Juvenile and Young Adult
New York: Chelsea House, 1989. A volume in the World Leaders Past and Present series.
George C. Marshall: A General for Peace
New York: Facts on File, 1996. A volume in the Makers of America series.
Skutt, Mary Sutton
Growing Up, by George: George C. Marshall’s Early Years
Uniontown, Pennsylvania—Lexington, Virginia, 1880–1901.
Lexington, Va.: News-Gazette, 1997.
Skutt, Mary Sutton
George C. Marshall, Reporting for Duty
Lexington, Va.: Blue Valley Books, 2001.
This volume covers Marshall’s career between 1901 (graduation from VMI) and 1945 (retirement as U.S. Army Chief of Staff). A third volume is in preparation covering the years between 1946 and 1959.
America’s Finest General
Read Kevin Baker’s article, “America’s Finest General,” published by Military History magazine, September 2011. Article is reprinted with the permission of Weider History Group. Copyright © 2011.
Beal, John Robinson
Marshall in China
Garden City, N.Y.: Doubleday & Co., 1970.
Beal, a newspaper reporter, was hired in the spring of 1946 by the Chinese government as advisor on press and public relations. Marshall suggested the role as a method of keeping the Nationalist regime from generating bad publicity in the United States.
Bland, Larry I.
George C. Marshall’s Mediation Mission to China, December 1945–January 1947
Lexington, Va.: George C. Marshall Foundation, 1998.
A collection of essays by various authors.
George C. Marshall: Servant of the American Nation
New York: Palgrave Macmillan US, 2011.
Charles F. Brower has compiled key essays from a symposium held at the Virginia Military Institute, the general’s alma mater, on the 50th anniversary of Marshall’s death. This is a significant work because it provides a balanced assessment of the general’s notable achievements, offers multi-faceted insight into his personality, and suggests that his life remains a model for public service.
Ferrell, Robert H.
George C. Marshall as Secretary of State, 1947–1949
New York: Cooper Square, 1966. Volume fifteen in the American Secretaries of State and Their Diplomacy series.

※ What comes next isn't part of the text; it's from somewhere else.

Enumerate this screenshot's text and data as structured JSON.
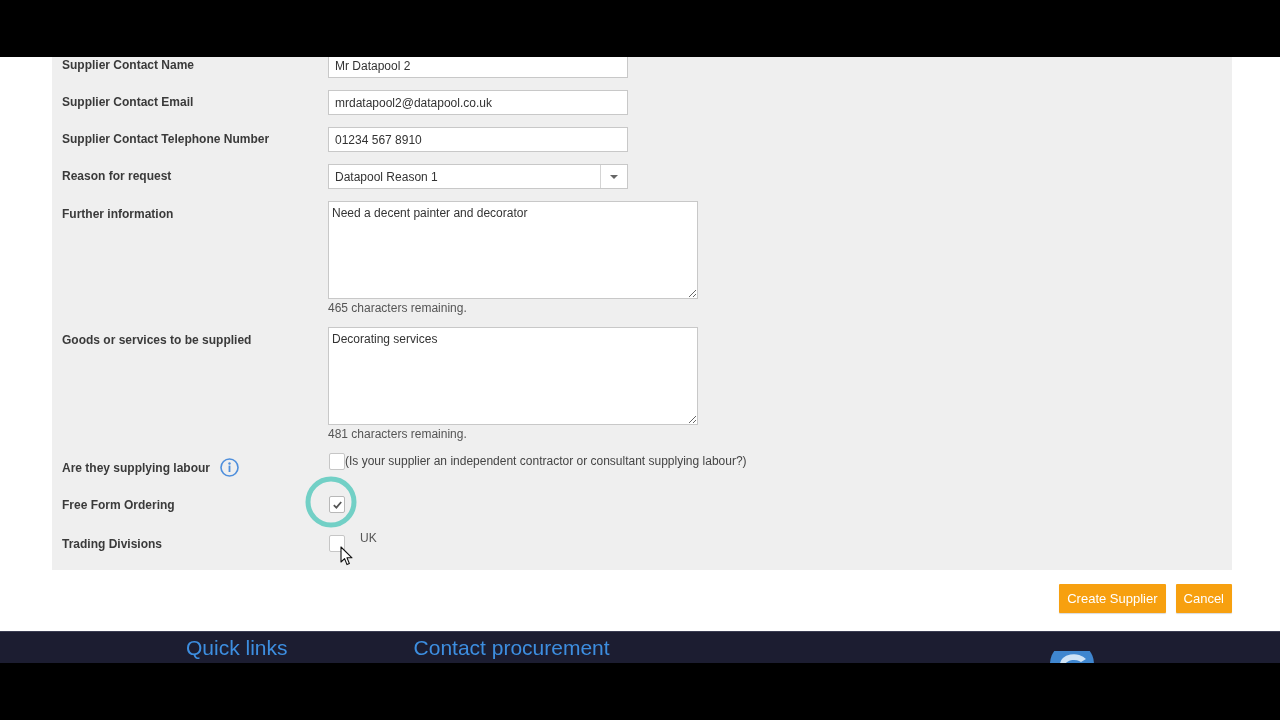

McCarthy, Joseph R.
America’s Retreat from Victory: The Story of General George Marshall
New York: Devin-Adair, 1951.
A ghost-written right-wing diatribe by the infamous junior senator from Wisconsin in which he asserts that Marshall was a Communist dupe and thus to blame for much of what was wrong in the world.
Roosevelt and Marshall: Partners in Politics and War, The Personal Story
New York: William Morrow & Co., 1989.
George Marshall and the American Century
Produced by Great Projects Film Company for PBS, 1994.
88 minutes. Directed by Kenneth Mandel and Ken Levis. Narrated by E. G. Marshall.
George C. Marshall: Soldier and Statesman
Produced by Lou Reda Productions. for A&E Television Network, 1998.
47 minutes. Directed by Don Horan.
Motion and Still Pictures Online in the Marshall Film Archives
A Guide to George C. Marshall Motion Pictures.
2000. Compiled by Sharon Ritenour Stevens.
List of Marshall-related motion pictures and newsreels. Photographs are available by clicking on the images.
Marshall Plan Filmography.
2002. Compiled by Linda R. Christenson.
Descriptive list of films about the Marshall Plan